#### Dataset entries

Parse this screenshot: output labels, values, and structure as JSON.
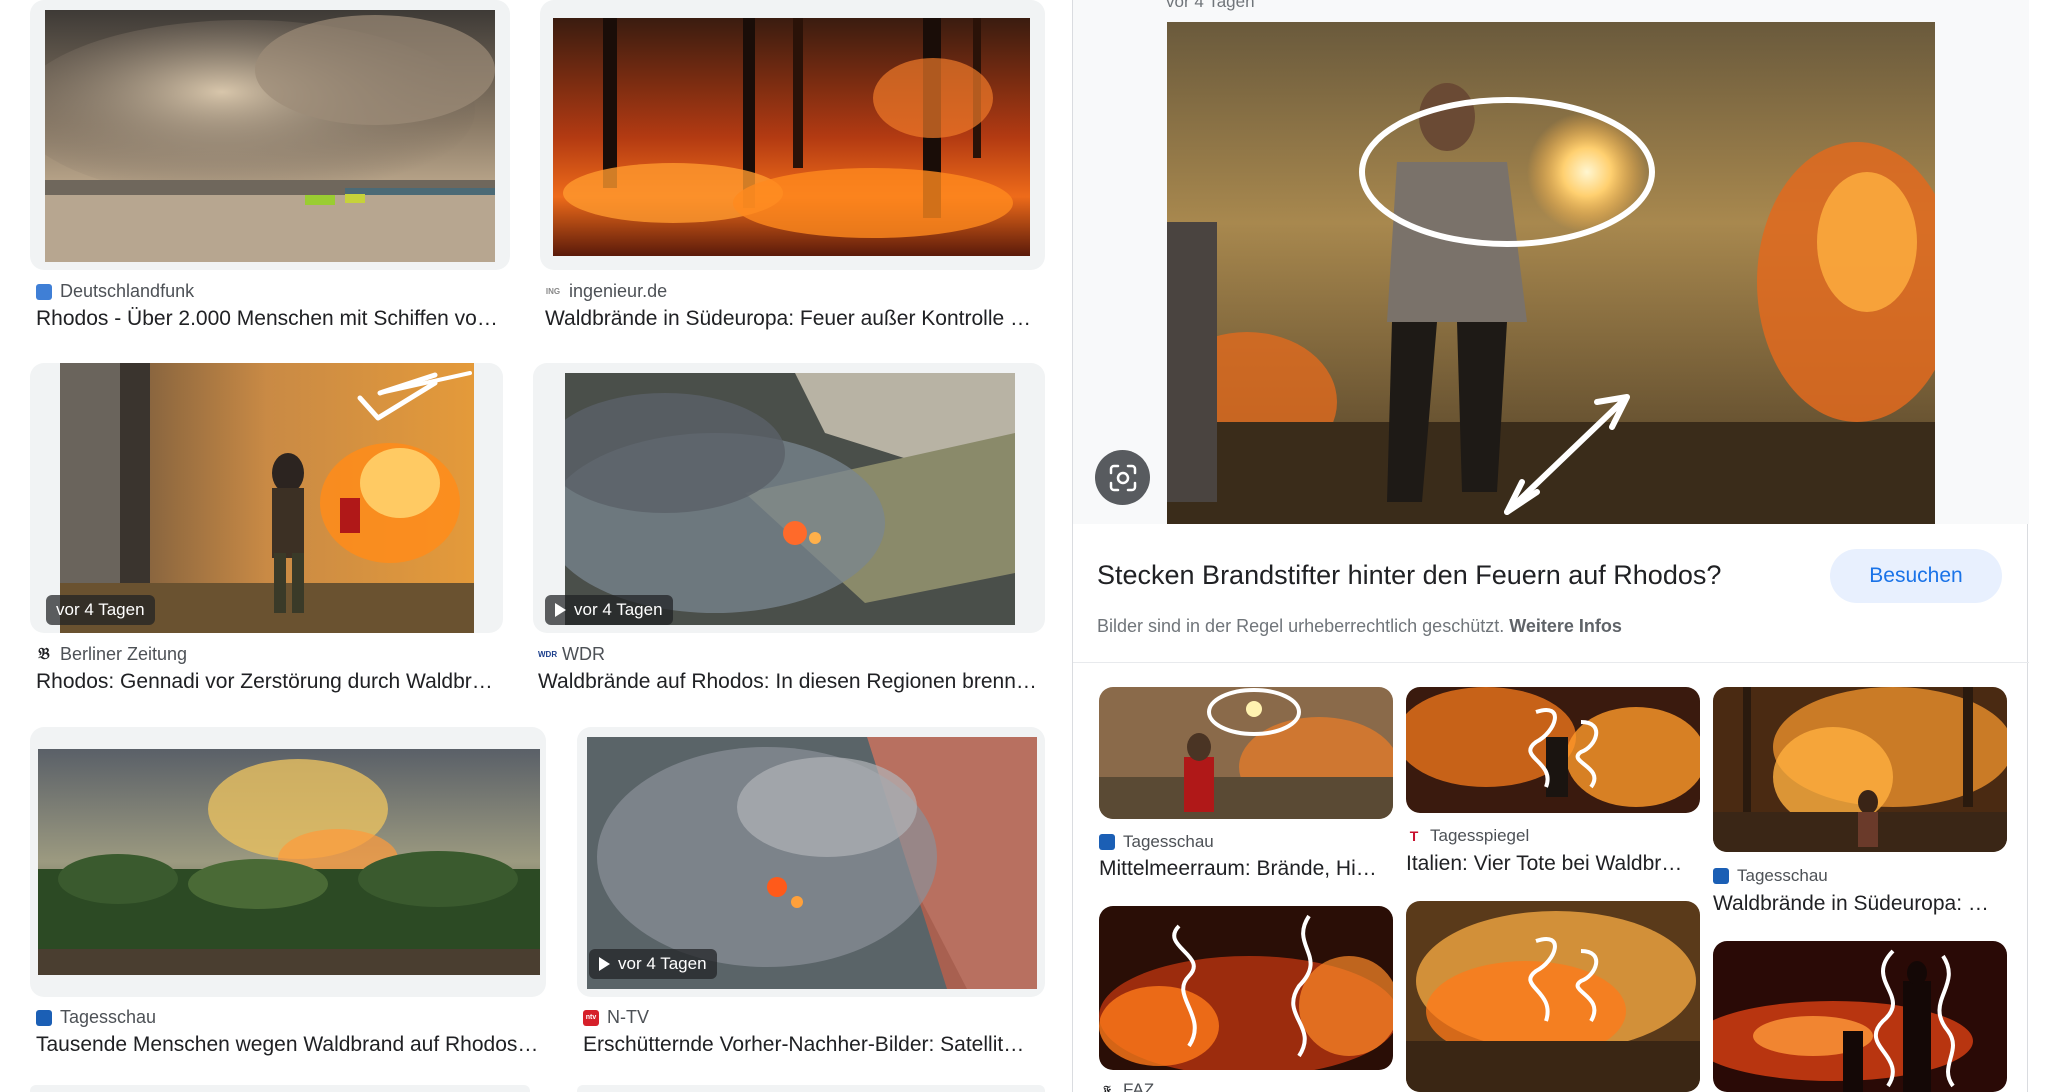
{
  "results": [
    {
      "source": "Deutschlandfunk",
      "caption": "Rhodos - Über 2.000 Menschen mit Schiffen vo…",
      "badge": ""
    },
    {
      "source": "ingenieur.de",
      "caption": "Waldbrände in Südeuropa: Feuer außer Kontrolle …",
      "badge": ""
    },
    {
      "source": "Berliner Zeitung",
      "caption": "Rhodos: Gennadi vor Zerstörung durch Waldbr…",
      "badge": "vor 4 Tagen"
    },
    {
      "source": "WDR",
      "caption": "Waldbrände auf Rhodos: In diesen Regionen brenn…",
      "badge": "vor 4 Tagen"
    },
    {
      "source": "Tagesschau",
      "caption": "Tausende Menschen wegen Waldbrand auf Rhodos…",
      "badge": ""
    },
    {
      "source": "N-TV",
      "caption": "Erschütternde Vorher-Nachher-Bilder: Satellit…",
      "badge": "vor 4 Tagen"
    }
  ],
  "panel": {
    "top_meta": "vor 4 Tagen",
    "title": "Stecken Brandstifter hinter den Feuern auf Rhodos?",
    "visit_label": "Besuchen",
    "copyright_text": "Bilder sind in der Regel urheberrechtlich geschützt.",
    "copyright_link": "Weitere Infos",
    "related": [
      {
        "source": "Tagesschau",
        "caption": "Mittelmeerraum: Brände, Hi…"
      },
      {
        "source": "Tagesspiegel",
        "caption": "Italien: Vier Tote bei Waldbr…"
      },
      {
        "source": "Tagesschau",
        "caption": "Waldbrände in Südeuropa: …"
      },
      {
        "source": "FAZ",
        "caption": ""
      }
    ]
  },
  "colors": {
    "accent": "#1a73e8",
    "visit_bg": "#e8f0fe",
    "text": "#202124",
    "muted": "#70757a"
  }
}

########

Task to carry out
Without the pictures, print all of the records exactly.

Solution below
Parse this screenshot: output labels, values, and structure as JSON.
{
  "results": [
    {
      "source": "Deutschlandfunk",
      "caption": "Rhodos - Über 2.000 Menschen mit Schiffen vo…",
      "badge": ""
    },
    {
      "source": "ingenieur.de",
      "caption": "Waldbrände in Südeuropa: Feuer außer Kontrolle …",
      "badge": ""
    },
    {
      "source": "Berliner Zeitung",
      "caption": "Rhodos: Gennadi vor Zerstörung durch Waldbr…",
      "badge": "vor 4 Tagen"
    },
    {
      "source": "WDR",
      "caption": "Waldbrände auf Rhodos: In diesen Regionen brenn…",
      "badge": "vor 4 Tagen"
    },
    {
      "source": "Tagesschau",
      "caption": "Tausende Menschen wegen Waldbrand auf Rhodos…",
      "badge": ""
    },
    {
      "source": "N-TV",
      "caption": "Erschütternde Vorher-Nachher-Bilder: Satellit…",
      "badge": "vor 4 Tagen"
    }
  ],
  "panel": {
    "top_meta": "vor 4 Tagen",
    "title": "Stecken Brandstifter hinter den Feuern auf Rhodos?",
    "visit_label": "Besuchen",
    "copyright_text": "Bilder sind in der Regel urheberrechtlich geschützt.",
    "copyright_link": "Weitere Infos",
    "related": [
      {
        "source": "Tagesschau",
        "caption": "Mittelmeerraum: Brände, Hi…"
      },
      {
        "source": "Tagesspiegel",
        "caption": "Italien: Vier Tote bei Waldbr…"
      },
      {
        "source": "Tagesschau",
        "caption": "Waldbrände in Südeuropa: …"
      },
      {
        "source": "FAZ",
        "caption": ""
      }
    ]
  },
  "colors": {
    "accent": "#1a73e8",
    "visit_bg": "#e8f0fe",
    "text": "#202124",
    "muted": "#70757a"
  }
}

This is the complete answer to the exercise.